That same year, she appeared in period costume in Yoshimura’s adaptation of the masterpiece of medieval Japanese prose literature, The Tale of Genji (1951), a prestige project commissioned to celebrate Daiei’s tenth anniversary. She acted again for Yoshimura as a bar hostess in Night Butterflies (1957), and in The Naked Face of Night (1958), about classical Japanese dance, where she starred as the mentor to a younger dancer, ultimately rejected by her protégé (played by up-and-coming actor Wakao Ayako).
She was excellent too in Ichikawa Kon’s The Key aka Odd Obsession (1959), as the wife manoeuvred by her ageing husband into have an affair in the hope that jealousy will provoke him to renewed potency. This was another adaptation of a Tanizaki Junichiro novel, and in the same year she also appeared in Shima Koji’s version of the same author’s The Makioka Sisters. Another key role came in Toyoda Shiro’s Sweet Sweat (1964), where she played (in Donald Richie’s words) “an utterly commercial woman… ruled completely by economic expediency”.
In the mid- to late-1960s she acted for such modernist filmmakers as Teshigahara Hiroshi (The Face of Another, 1966) and Masumura Yasuzo (A Thousand Cranes, 1969), while in 1975 she looked back to the earlier years of her film career as a participant in Shindo Kaneto’s documentary about Mizoguchi. Her last major film role, a year later, was in Tora-san’s Pure Love, the eighteenth instalment in Yamada Yoji’s perennial and popular Tora-san series, where she played the so-called ‘Madonna’, that episode’s love interest for Atsumi Kiyoshi’s long-suffering protagonist. She made only one further film appearance after this, in a cameo role in Ikehiro Kazuo’s Make-Up (1984), but remained active in television and on stage into old age.
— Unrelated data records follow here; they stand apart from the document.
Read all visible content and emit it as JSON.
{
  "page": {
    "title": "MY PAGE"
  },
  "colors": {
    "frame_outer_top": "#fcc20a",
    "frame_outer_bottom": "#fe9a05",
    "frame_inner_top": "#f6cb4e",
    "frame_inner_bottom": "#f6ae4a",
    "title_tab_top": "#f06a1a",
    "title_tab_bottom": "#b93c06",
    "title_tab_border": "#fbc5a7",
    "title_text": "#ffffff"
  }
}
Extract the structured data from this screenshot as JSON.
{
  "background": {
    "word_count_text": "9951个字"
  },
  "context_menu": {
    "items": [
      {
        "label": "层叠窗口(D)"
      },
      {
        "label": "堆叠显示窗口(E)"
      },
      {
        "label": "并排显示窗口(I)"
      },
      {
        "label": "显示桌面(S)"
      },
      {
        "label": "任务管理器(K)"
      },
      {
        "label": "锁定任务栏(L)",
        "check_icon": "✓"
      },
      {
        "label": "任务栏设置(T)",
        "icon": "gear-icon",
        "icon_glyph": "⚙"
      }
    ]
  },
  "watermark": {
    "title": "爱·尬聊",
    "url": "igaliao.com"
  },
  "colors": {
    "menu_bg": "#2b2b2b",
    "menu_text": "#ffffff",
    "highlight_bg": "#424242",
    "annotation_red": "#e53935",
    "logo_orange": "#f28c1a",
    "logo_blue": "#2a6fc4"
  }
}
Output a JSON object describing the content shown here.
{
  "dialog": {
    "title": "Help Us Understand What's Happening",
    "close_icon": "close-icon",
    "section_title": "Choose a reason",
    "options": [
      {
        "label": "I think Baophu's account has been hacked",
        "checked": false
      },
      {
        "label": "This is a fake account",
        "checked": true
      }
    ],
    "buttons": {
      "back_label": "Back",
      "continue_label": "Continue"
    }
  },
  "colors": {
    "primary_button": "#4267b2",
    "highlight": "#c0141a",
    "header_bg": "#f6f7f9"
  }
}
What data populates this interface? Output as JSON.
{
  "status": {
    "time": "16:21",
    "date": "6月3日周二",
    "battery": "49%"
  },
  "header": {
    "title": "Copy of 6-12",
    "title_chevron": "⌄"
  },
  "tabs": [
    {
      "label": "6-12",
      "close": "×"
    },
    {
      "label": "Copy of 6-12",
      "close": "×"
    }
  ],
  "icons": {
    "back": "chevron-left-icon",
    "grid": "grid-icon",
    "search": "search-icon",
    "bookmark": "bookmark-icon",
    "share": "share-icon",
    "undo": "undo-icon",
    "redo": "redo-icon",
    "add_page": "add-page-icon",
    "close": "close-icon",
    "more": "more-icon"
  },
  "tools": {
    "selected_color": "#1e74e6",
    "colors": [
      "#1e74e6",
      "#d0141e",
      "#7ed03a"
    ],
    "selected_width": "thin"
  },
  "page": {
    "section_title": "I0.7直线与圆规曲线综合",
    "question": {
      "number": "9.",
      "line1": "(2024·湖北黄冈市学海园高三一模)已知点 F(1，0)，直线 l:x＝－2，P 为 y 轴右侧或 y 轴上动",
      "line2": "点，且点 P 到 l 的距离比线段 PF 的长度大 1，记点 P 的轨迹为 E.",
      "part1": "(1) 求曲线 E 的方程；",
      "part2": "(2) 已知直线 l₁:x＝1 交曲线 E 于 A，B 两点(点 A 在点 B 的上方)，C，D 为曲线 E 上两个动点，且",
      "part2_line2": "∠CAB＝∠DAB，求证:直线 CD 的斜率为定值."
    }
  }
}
She never married, though she was romantically linked with Daiei studio head Nagata Masaichi. In 2017, she was honoured with a prize for lifetime achievement at the Japan Academy Awards.